### [WORK INSTRUCTION]
Every line of the material is to be set down again without any change.

+===+

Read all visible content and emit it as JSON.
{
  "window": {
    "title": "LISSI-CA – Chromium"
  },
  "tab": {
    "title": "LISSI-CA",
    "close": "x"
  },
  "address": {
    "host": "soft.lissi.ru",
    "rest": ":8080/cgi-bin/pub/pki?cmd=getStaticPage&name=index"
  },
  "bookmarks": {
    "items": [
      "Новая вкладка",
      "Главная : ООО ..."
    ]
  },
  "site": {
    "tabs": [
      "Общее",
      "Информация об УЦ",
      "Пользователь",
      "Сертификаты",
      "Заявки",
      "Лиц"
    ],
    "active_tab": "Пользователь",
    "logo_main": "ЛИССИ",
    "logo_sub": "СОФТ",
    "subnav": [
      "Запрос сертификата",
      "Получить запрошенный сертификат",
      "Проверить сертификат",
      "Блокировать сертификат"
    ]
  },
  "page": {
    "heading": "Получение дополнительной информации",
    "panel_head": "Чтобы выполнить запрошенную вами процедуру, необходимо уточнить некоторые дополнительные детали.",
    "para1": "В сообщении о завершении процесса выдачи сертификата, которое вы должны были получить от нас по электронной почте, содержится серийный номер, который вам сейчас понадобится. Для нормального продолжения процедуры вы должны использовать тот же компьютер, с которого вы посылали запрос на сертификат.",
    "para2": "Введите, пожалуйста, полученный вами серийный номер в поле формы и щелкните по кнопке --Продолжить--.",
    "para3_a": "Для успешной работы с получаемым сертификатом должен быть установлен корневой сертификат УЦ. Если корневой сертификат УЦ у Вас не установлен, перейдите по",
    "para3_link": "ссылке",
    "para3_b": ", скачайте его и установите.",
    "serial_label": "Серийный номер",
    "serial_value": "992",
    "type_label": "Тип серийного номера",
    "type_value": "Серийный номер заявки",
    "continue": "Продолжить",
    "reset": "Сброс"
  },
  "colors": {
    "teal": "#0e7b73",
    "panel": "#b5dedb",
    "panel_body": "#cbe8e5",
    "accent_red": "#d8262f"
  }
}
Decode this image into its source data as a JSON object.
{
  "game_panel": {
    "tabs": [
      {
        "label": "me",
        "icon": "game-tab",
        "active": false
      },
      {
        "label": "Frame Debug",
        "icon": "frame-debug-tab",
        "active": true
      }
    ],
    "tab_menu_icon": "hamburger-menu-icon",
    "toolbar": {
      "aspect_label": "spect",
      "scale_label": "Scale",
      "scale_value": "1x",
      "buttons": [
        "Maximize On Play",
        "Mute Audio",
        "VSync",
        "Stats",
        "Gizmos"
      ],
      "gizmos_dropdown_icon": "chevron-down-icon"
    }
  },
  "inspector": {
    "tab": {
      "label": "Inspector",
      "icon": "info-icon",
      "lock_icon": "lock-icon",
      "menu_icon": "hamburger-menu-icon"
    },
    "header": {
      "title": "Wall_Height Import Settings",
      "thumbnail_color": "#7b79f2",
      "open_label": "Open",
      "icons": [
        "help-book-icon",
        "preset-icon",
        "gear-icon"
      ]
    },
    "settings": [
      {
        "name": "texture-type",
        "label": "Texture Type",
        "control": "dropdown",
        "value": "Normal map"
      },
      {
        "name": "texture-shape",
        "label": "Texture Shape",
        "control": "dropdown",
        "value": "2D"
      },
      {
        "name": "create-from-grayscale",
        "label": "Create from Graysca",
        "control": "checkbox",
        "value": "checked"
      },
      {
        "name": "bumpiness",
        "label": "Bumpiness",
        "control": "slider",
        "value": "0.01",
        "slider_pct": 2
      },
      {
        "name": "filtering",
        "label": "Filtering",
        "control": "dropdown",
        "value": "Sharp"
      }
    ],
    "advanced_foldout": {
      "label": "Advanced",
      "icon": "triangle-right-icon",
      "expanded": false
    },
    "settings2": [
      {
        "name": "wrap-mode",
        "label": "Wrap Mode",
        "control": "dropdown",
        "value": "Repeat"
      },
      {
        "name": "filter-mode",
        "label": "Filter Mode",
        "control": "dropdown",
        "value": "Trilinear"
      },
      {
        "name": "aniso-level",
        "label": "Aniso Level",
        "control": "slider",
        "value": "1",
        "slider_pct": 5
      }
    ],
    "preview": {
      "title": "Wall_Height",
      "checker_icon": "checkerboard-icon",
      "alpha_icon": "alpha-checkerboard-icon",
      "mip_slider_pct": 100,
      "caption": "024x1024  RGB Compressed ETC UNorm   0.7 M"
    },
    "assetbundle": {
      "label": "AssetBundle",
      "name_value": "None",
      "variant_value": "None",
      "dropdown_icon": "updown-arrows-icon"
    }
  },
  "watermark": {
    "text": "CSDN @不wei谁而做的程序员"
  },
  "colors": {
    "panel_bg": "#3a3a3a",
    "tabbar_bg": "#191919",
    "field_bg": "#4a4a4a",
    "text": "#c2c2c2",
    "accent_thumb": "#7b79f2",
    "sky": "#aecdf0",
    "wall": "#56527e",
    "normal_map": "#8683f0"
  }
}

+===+

### [EXERCISE SOLUTION]
Read all visible content and emit it as JSON.
{
  "window": {
    "title": "LISSI-CA – Chromium"
  },
  "tab": {
    "title": "LISSI-CA",
    "close": "x"
  },
  "address": {
    "host": "soft.lissi.ru",
    "rest": ":8080/cgi-bin/pub/pki?cmd=getStaticPage&name=index"
  },
  "bookmarks": {
    "items": [
      "Новая вкладка",
      "Главная : ООО ..."
    ]
  },
  "site": {
    "tabs": [
      "Общее",
      "Информация об УЦ",
      "Пользователь",
      "Сертификаты",
      "Заявки",
      "Лиц"
    ],
    "active_tab": "Пользователь",
    "logo_main": "ЛИССИ",
    "logo_sub": "СОФТ",
    "subnav": [
      "Запрос сертификата",
      "Получить запрошенный сертификат",
      "Проверить сертификат",
      "Блокировать сертификат"
    ]
  },
  "page": {
    "heading": "Получение дополнительной информации",
    "panel_head": "Чтобы выполнить запрошенную вами процедуру, необходимо уточнить некоторые дополнительные детали.",
    "para1": "В сообщении о завершении процесса выдачи сертификата, которое вы должны были получить от нас по электронной почте, содержится серийный номер, который вам сейчас понадобится. Для нормального продолжения процедуры вы должны использовать тот же компьютер, с которого вы посылали запрос на сертификат.",
    "para2": "Введите, пожалуйста, полученный вами серийный номер в поле формы и щелкните по кнопке --Продолжить--.",
    "para3_a": "Для успешной работы с получаемым сертификатом должен быть установлен корневой сертификат УЦ. Если корневой сертификат УЦ у Вас не установлен, перейдите по",
    "para3_link": "ссылке",
    "para3_b": ", скачайте его и установите.",
    "serial_label": "Серийный номер",
    "serial_value": "992",
    "type_label": "Тип серийного номера",
    "type_value": "Серийный номер заявки",
    "continue": "Продолжить",
    "reset": "Сброс"
  },
  "colors": {
    "teal": "#0e7b73",
    "panel": "#b5dedb",
    "panel_body": "#cbe8e5",
    "accent_red": "#d8262f"
  }
}
Decode this image into its source data as a JSON object.
{
  "game_panel": {
    "tabs": [
      {
        "label": "me",
        "icon": "game-tab",
        "active": false
      },
      {
        "label": "Frame Debug",
        "icon": "frame-debug-tab",
        "active": true
      }
    ],
    "tab_menu_icon": "hamburger-menu-icon",
    "toolbar": {
      "aspect_label": "spect",
      "scale_label": "Scale",
      "scale_value": "1x",
      "buttons": [
        "Maximize On Play",
        "Mute Audio",
        "VSync",
        "Stats",
        "Gizmos"
      ],
      "gizmos_dropdown_icon": "chevron-down-icon"
    }
  },
  "inspector": {
    "tab": {
      "label": "Inspector",
      "icon": "info-icon",
      "lock_icon": "lock-icon",
      "menu_icon": "hamburger-menu-icon"
    },
    "header": {
      "title": "Wall_Height Import Settings",
      "thumbnail_color": "#7b79f2",
      "open_label": "Open",
      "icons": [
        "help-book-icon",
        "preset-icon",
        "gear-icon"
      ]
    },
    "settings": [
      {
        "name": "texture-type",
        "label": "Texture Type",
        "control": "dropdown",
        "value": "Normal map"
      },
      {
        "name": "texture-shape",
        "label": "Texture Shape",
        "control": "dropdown",
        "value": "2D"
      },
      {
        "name": "create-from-grayscale",
        "label": "Create from Graysca",
        "control": "checkbox",
        "value": "checked"
      },
      {
        "name": "bumpiness",
        "label": "Bumpiness",
        "control": "slider",
        "value": "0.01",
        "slider_pct": 2
      },
      {
        "name": "filtering",
        "label": "Filtering",
        "control": "dropdown",
        "value": "Sharp"
      }
    ],
    "advanced_foldout": {
      "label": "Advanced",
      "icon": "triangle-right-icon",
      "expanded": false
    },
    "settings2": [
      {
        "name": "wrap-mode",
        "label": "Wrap Mode",
        "control": "dropdown",
        "value": "Repeat"
      },
      {
        "name": "filter-mode",
        "label": "Filter Mode",
        "control": "dropdown",
        "value": "Trilinear"
      },
      {
        "name": "aniso-level",
        "label": "Aniso Level",
        "control": "slider",
        "value": "1",
        "slider_pct": 5
      }
    ],
    "preview": {
      "title": "Wall_Height",
      "checker_icon": "checkerboard-icon",
      "alpha_icon": "alpha-checkerboard-icon",
      "mip_slider_pct": 100,
      "caption": "024x1024  RGB Compressed ETC UNorm   0.7 M"
    },
    "assetbundle": {
      "label": "AssetBundle",
      "name_value": "None",
      "variant_value": "None",
      "dropdown_icon": "updown-arrows-icon"
    }
  },
  "watermark": {
    "text": "CSDN @不wei谁而做的程序员"
  },
  "colors": {
    "panel_bg": "#3a3a3a",
    "tabbar_bg": "#191919",
    "field_bg": "#4a4a4a",
    "text": "#c2c2c2",
    "accent_thumb": "#7b79f2",
    "sky": "#aecdf0",
    "wall": "#56527e",
    "normal_map": "#8683f0"
  }
}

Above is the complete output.